The governor did not say if he intends to call a special session after the committees make their recommendations.
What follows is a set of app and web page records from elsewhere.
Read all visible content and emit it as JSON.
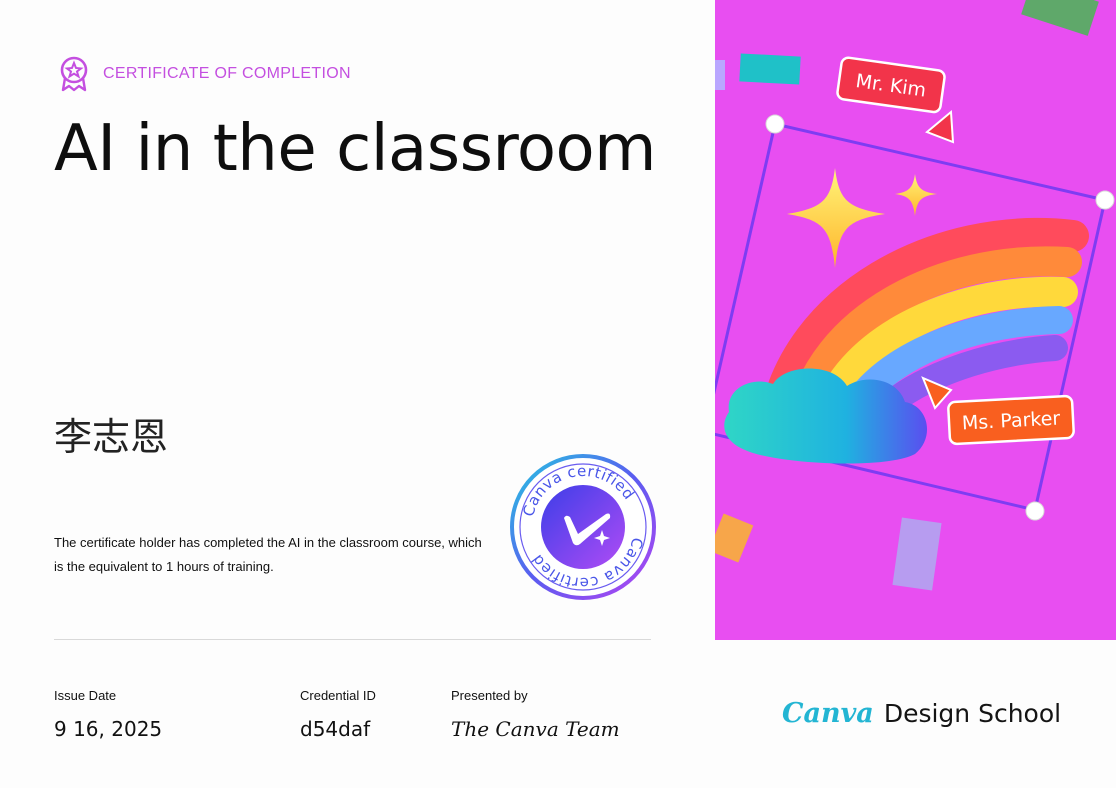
{
  "header": {
    "kicker": "CERTIFICATE OF COMPLETION",
    "badge_icon": "award-ribbon-icon"
  },
  "course": {
    "title": "AI in the classroom"
  },
  "recipient": {
    "name": "李志恩"
  },
  "description": "The certificate holder has completed the AI in the classroom course, which is the equivalent to 1 hours of training.",
  "seal": {
    "ring_text": "Canva certified",
    "icon": "check-sparkle-icon"
  },
  "meta": {
    "issue_date_label": "Issue Date",
    "issue_date": "9 16, 2025",
    "credential_label": "Credential ID",
    "credential_id": "d54daf",
    "presented_label": "Presented by",
    "presented_by": "The Canva Team"
  },
  "artwork": {
    "tag_top": "Mr. Kim",
    "tag_bottom": "Ms. Parker",
    "background": "#e84ef1"
  },
  "brand": {
    "logo": "Canva",
    "suffix": "Design School"
  },
  "colors": {
    "accent": "#c44fe0",
    "brand_teal": "#23b5d3",
    "tag_red": "#f2344a",
    "tag_orange": "#f95f1f"
  }
}
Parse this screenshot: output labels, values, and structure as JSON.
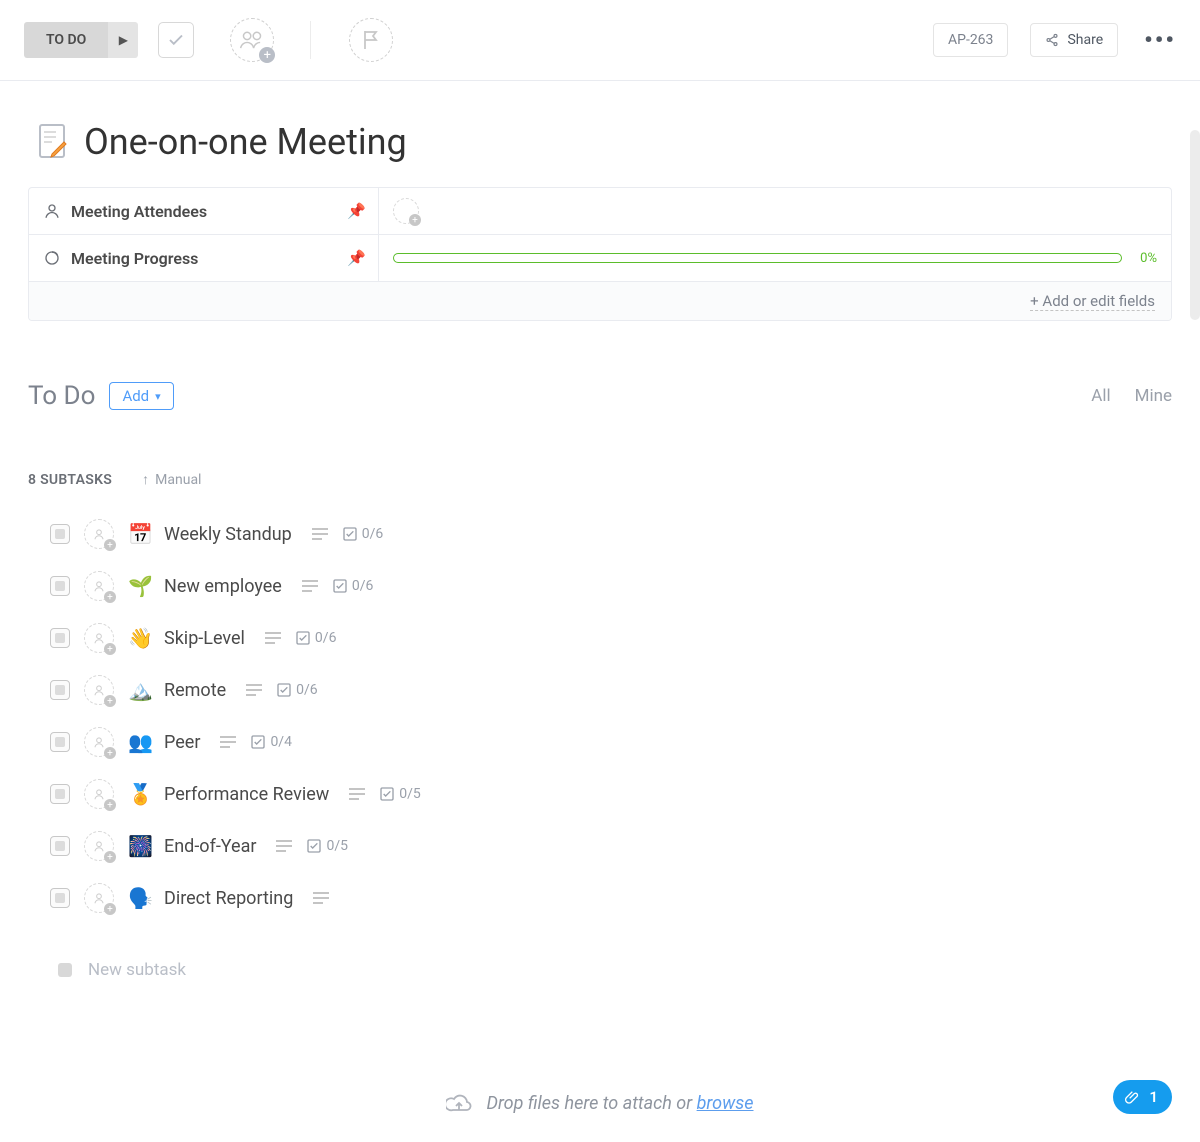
{
  "toolbar": {
    "status_label": "TO DO",
    "task_id": "AP-263",
    "share_label": "Share"
  },
  "title": "One-on-one Meeting",
  "fields": {
    "attendees_label": "Meeting Attendees",
    "progress_label": "Meeting Progress",
    "progress_pct": "0%",
    "add_edit_label": "+ Add or edit fields"
  },
  "todo": {
    "heading": "To Do",
    "add_label": "Add",
    "filter_all": "All",
    "filter_mine": "Mine",
    "subtasks_count_label": "8 SUBTASKS",
    "sort_label": "Manual",
    "new_subtask_placeholder": "New subtask"
  },
  "subtasks": [
    {
      "emoji": "📅",
      "name": "Weekly Standup",
      "done": "0/6"
    },
    {
      "emoji": "🌱",
      "name": "New employee",
      "done": "0/6"
    },
    {
      "emoji": "👋",
      "name": "Skip-Level",
      "done": "0/6"
    },
    {
      "emoji": "🏔️",
      "name": "Remote",
      "done": "0/6"
    },
    {
      "emoji": "👥",
      "name": "Peer",
      "done": "0/4"
    },
    {
      "emoji": "🏅",
      "name": "Performance Review",
      "done": "0/5"
    },
    {
      "emoji": "🎆",
      "name": "End-of-Year",
      "done": "0/5"
    },
    {
      "emoji": "🗣️",
      "name": "Direct Reporting",
      "done": ""
    }
  ],
  "dropbar": {
    "text": "Drop files here to attach or ",
    "link": "browse"
  },
  "float_badge": "1"
}
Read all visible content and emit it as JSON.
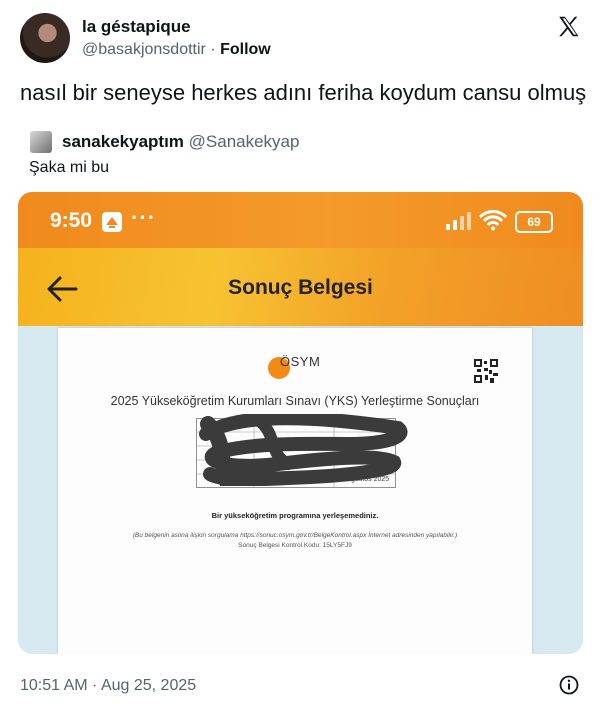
{
  "author": {
    "display_name": "la géstapique",
    "handle": "@basakjonsdottir",
    "separator": "·",
    "follow_label": "Follow"
  },
  "tweet": {
    "text": "nasıl bir seneyse herkes adını feriha koydum cansu olmuş",
    "timestamp": "10:51 AM · Aug 25, 2025"
  },
  "quote": {
    "display_name": "sanakekyaptım",
    "handle": "@Sanakekyap",
    "text": "Şaka mi bu"
  },
  "screenshot": {
    "status_time": "9:50",
    "dots": "···",
    "battery": "69",
    "app_title": "Sonuç Belgesi",
    "doc": {
      "logo_text": "ÖSYM",
      "title": "2025 Yükseköğretim Kurumları Sınavı (YKS) Yerleştirme Sonuçları",
      "date_label": "Sonuç Açıklama Tarihi",
      "date_value": "25 Ağustos 2025",
      "result_message": "Bir yükseköğretim programına yerleşemediniz.",
      "verify_note": "(Bu belgenin aslına ilişkin sorgulama https://sonuc.osym.gov.tr/BelgeKontrol.aspx İnternet adresinden yapılabilir.)",
      "control_code": "Sonuç Belgesi Kontrol Kodu: 15LY5FJ9"
    }
  },
  "colors": {
    "status_bar": "#f08a1c",
    "app_bar": "#f7c331",
    "media_bg": "#d7e9f1",
    "osym_orange": "#f28a13",
    "secondary_text": "#536471"
  },
  "icons": {
    "brand": "x-logo-icon",
    "back": "back-arrow-icon",
    "info": "info-icon",
    "wifi": "wifi-icon",
    "signal": "signal-icon",
    "qr": "qr-code-icon"
  }
}
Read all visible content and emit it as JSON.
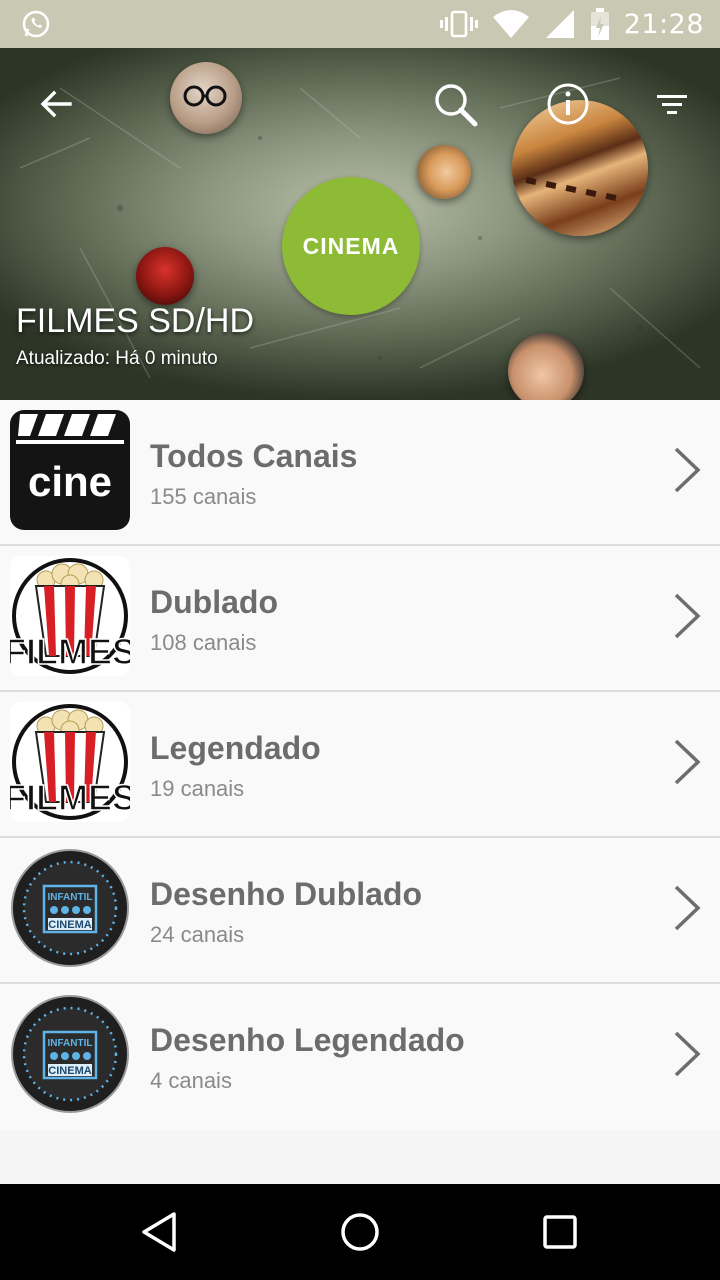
{
  "status_bar": {
    "time": "21:28",
    "icons": [
      "whatsapp-icon",
      "vibrate-icon",
      "wifi-icon",
      "signal-icon",
      "battery-icon"
    ]
  },
  "header": {
    "title": "FILMES SD/HD",
    "subtitle": "Atualizado: Há 0 minuto",
    "banner_text": "CINEMA",
    "actions": [
      "back-arrow-icon",
      "search-icon",
      "info-icon",
      "filter-icon"
    ]
  },
  "list": {
    "items": [
      {
        "title": "Todos Canais",
        "count": "155 canais",
        "thumb": "cine-clapperboard",
        "thumb_text": "cine"
      },
      {
        "title": "Dublado",
        "count": "108 canais",
        "thumb": "popcorn-filmes",
        "thumb_text": "FILMES"
      },
      {
        "title": "Legendado",
        "count": "19 canais",
        "thumb": "popcorn-filmes",
        "thumb_text": "FILMES"
      },
      {
        "title": "Desenho Dublado",
        "count": "24 canais",
        "thumb": "infantil-cinema",
        "thumb_text": "INFANTIL",
        "thumb_text2": "CINEMA"
      },
      {
        "title": "Desenho Legendado",
        "count": "4 canais",
        "thumb": "infantil-cinema",
        "thumb_text": "INFANTIL",
        "thumb_text2": "CINEMA"
      }
    ]
  },
  "nav_bar": {
    "buttons": [
      "back-triangle-icon",
      "home-circle-icon",
      "recents-square-icon"
    ]
  },
  "colors": {
    "status_bar": "#c9c9b3",
    "banner_green": "#8dbb35",
    "list_bg": "#f9f9f9",
    "title_text": "#6c6c6c",
    "sub_text": "#8a8a8a"
  }
}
Special sessions and the agenda of those sessions are at the discretion of the governor.
UVALDE SCHOOL SHOOTING
LT. GOV. ANNOUNCES COMMITTEE 'TO PROTECT ALL TEXANS'
Following a request from Gov. Greg Abbott (R) on Wednesday to create special committees to focus on school safety, mental health, social media, police training and firearm safety, Texas Lt. Gov. Dan Patrick released his list of committee members named to the Senate Special Committee to Protect All Texans on Wednesday afternoon.
The 11-member Senate Special Committee to Protect All Texans will be chaired by Sen. Robert Nichols (R-Jacksonville) and includes two North Texans, Sen. Royce West (D-Dallas) and Sen. Brian Birdwell (R-Granbury) but also excludes state senators from areas where there have been recent mass shootings -- Sen. César J. Blanco (D-El Paso), Sen. Roland Gutierrez (D-San Antonio) and Sen. Larry Taylor (R-Galveston).
In a letter shared on Twitter Thursday morning, Gutierrez said Uvalde not having a voice on the committee was a "slap in the face."
Patrick said the committee members, which are 27% Democrat and 73% Republican, represent a cross-section of school districts and communities of all sizes across the state.